EXERCISE BRIEF:
Search the records for the string "name", and show each line where it appears.

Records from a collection
====================

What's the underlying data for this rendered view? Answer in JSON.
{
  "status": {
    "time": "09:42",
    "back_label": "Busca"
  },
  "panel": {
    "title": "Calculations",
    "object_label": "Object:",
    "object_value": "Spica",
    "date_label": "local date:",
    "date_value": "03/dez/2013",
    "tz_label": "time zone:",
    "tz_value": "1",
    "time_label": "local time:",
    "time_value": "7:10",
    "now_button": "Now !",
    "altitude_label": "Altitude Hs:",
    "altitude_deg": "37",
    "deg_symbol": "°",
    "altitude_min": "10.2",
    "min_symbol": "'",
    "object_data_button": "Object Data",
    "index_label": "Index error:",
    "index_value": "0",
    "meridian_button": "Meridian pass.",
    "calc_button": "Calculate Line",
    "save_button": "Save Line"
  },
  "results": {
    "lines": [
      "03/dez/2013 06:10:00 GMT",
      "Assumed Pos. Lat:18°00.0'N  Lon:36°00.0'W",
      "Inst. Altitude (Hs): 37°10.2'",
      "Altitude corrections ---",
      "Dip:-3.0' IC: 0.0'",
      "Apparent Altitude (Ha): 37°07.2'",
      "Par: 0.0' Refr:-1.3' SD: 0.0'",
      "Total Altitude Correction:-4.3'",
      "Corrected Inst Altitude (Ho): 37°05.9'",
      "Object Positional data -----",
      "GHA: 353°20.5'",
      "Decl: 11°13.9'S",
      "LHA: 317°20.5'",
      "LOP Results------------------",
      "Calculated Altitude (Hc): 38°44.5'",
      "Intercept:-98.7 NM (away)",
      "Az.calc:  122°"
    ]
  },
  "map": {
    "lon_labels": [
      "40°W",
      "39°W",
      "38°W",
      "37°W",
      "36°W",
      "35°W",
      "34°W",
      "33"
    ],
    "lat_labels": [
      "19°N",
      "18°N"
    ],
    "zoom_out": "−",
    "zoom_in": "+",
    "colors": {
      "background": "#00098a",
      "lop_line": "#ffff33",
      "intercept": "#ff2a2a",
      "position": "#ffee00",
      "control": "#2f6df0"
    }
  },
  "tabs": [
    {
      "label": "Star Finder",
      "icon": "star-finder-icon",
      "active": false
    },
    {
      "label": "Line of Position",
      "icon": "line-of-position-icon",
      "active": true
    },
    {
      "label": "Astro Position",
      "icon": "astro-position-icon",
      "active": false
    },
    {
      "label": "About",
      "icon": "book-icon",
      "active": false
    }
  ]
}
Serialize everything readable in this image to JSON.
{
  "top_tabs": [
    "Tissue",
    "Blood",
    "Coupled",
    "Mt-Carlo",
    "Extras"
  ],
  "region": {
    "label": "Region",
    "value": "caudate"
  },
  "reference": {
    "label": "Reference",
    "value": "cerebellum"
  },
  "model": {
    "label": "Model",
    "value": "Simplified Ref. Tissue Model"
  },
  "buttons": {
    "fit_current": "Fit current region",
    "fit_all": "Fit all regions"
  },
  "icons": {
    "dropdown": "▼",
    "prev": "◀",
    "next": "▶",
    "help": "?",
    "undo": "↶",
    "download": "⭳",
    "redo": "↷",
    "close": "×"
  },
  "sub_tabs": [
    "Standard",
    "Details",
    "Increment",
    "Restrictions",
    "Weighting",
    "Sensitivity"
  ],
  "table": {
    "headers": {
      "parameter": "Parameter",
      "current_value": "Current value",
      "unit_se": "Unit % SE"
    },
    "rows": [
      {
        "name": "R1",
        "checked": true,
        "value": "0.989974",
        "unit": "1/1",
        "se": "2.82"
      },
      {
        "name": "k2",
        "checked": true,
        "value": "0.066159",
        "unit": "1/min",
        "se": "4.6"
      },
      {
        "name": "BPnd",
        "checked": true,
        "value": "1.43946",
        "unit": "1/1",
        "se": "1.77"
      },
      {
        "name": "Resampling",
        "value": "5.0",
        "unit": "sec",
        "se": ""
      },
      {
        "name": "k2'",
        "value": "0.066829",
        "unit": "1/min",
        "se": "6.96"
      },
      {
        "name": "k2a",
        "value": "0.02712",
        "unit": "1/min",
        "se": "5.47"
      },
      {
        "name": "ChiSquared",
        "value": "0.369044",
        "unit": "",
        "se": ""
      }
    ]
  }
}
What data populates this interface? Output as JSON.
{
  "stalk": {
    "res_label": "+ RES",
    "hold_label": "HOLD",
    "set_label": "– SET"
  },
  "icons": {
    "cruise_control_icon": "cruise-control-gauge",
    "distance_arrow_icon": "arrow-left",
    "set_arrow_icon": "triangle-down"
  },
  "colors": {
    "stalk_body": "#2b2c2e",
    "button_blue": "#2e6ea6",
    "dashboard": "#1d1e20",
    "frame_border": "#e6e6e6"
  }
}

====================

YOUR SOLUTION:
        "name": "R1",
        "name": "k2",
        "name": "BPnd",
        "name": "Resampling",
        "name": "k2'",
        "name": "k2a",
        "name": "ChiSquared",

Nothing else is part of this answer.